Aim of the exercise:
Look through the material below. Copy every line with the string "hero" in it.

Given data:
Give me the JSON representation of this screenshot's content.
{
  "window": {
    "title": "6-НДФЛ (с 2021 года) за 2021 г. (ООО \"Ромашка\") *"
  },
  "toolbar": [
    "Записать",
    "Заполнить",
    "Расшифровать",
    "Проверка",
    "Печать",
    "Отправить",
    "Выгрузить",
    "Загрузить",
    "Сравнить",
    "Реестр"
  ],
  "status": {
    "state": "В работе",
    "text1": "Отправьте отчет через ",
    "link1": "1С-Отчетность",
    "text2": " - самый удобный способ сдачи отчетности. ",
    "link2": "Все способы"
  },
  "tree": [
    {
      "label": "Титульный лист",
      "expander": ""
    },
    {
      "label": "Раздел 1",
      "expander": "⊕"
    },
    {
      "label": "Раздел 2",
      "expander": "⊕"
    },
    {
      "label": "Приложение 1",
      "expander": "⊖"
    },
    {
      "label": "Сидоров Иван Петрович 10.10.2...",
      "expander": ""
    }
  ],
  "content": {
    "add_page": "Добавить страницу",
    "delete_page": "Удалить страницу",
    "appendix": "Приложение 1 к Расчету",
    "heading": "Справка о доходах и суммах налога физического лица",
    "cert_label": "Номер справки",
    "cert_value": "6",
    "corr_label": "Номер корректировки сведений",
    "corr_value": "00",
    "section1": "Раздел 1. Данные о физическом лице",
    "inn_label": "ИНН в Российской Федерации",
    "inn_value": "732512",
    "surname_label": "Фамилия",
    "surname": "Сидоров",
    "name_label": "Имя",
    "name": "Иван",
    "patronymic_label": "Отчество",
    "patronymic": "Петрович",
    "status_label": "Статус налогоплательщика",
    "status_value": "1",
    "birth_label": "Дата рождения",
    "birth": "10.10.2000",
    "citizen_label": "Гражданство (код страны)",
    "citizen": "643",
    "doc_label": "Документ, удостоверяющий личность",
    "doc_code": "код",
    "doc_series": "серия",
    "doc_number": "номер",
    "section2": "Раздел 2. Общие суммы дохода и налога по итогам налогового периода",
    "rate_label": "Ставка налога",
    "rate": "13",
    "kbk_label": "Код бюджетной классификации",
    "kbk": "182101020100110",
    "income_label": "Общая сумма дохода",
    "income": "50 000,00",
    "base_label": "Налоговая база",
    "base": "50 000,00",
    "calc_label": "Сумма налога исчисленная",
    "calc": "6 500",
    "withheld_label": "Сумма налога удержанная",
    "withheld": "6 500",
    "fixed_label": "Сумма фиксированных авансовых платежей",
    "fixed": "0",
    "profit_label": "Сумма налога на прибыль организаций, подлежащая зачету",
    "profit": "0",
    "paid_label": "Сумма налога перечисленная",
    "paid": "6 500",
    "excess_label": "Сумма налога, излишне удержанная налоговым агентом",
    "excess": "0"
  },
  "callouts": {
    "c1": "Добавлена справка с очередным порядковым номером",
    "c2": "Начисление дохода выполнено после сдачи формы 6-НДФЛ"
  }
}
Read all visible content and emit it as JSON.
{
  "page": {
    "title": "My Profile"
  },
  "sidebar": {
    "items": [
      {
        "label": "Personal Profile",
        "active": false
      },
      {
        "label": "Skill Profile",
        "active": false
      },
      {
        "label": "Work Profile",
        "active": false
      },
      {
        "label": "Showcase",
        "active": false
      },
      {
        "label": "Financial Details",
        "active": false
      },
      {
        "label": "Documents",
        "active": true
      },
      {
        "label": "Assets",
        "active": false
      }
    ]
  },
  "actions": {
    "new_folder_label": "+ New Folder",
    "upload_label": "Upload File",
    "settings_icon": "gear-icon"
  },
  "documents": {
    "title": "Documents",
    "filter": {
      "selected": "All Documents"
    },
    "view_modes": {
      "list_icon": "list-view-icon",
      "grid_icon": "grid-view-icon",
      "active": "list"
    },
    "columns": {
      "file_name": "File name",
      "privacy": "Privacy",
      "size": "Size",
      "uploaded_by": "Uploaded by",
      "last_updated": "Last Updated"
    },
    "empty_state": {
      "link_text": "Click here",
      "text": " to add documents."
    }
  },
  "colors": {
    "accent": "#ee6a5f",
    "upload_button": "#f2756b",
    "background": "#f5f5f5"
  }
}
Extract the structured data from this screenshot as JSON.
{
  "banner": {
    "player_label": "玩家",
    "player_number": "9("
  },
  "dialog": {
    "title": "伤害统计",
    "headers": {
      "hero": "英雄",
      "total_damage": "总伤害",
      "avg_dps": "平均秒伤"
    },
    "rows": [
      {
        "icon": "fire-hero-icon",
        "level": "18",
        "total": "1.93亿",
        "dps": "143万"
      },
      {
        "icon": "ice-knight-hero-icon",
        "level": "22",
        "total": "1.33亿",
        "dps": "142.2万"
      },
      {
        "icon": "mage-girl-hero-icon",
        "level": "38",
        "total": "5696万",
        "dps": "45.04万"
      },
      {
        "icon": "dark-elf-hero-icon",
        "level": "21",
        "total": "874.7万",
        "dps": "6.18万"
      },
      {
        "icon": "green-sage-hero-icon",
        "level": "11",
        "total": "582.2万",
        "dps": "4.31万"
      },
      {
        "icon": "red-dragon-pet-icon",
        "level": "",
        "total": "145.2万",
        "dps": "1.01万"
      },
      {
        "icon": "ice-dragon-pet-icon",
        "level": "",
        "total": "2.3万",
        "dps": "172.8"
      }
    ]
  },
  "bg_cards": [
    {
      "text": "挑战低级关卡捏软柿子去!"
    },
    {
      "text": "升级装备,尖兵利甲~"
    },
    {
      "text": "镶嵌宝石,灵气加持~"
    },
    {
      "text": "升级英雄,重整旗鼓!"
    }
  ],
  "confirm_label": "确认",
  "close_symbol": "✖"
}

Solution for this exercise:
      "hero": "英雄",
        "icon": "fire-hero-icon",
        "icon": "ice-knight-hero-icon",
        "icon": "mage-girl-hero-icon",
        "icon": "dark-elf-hero-icon",
        "icon": "green-sage-hero-icon",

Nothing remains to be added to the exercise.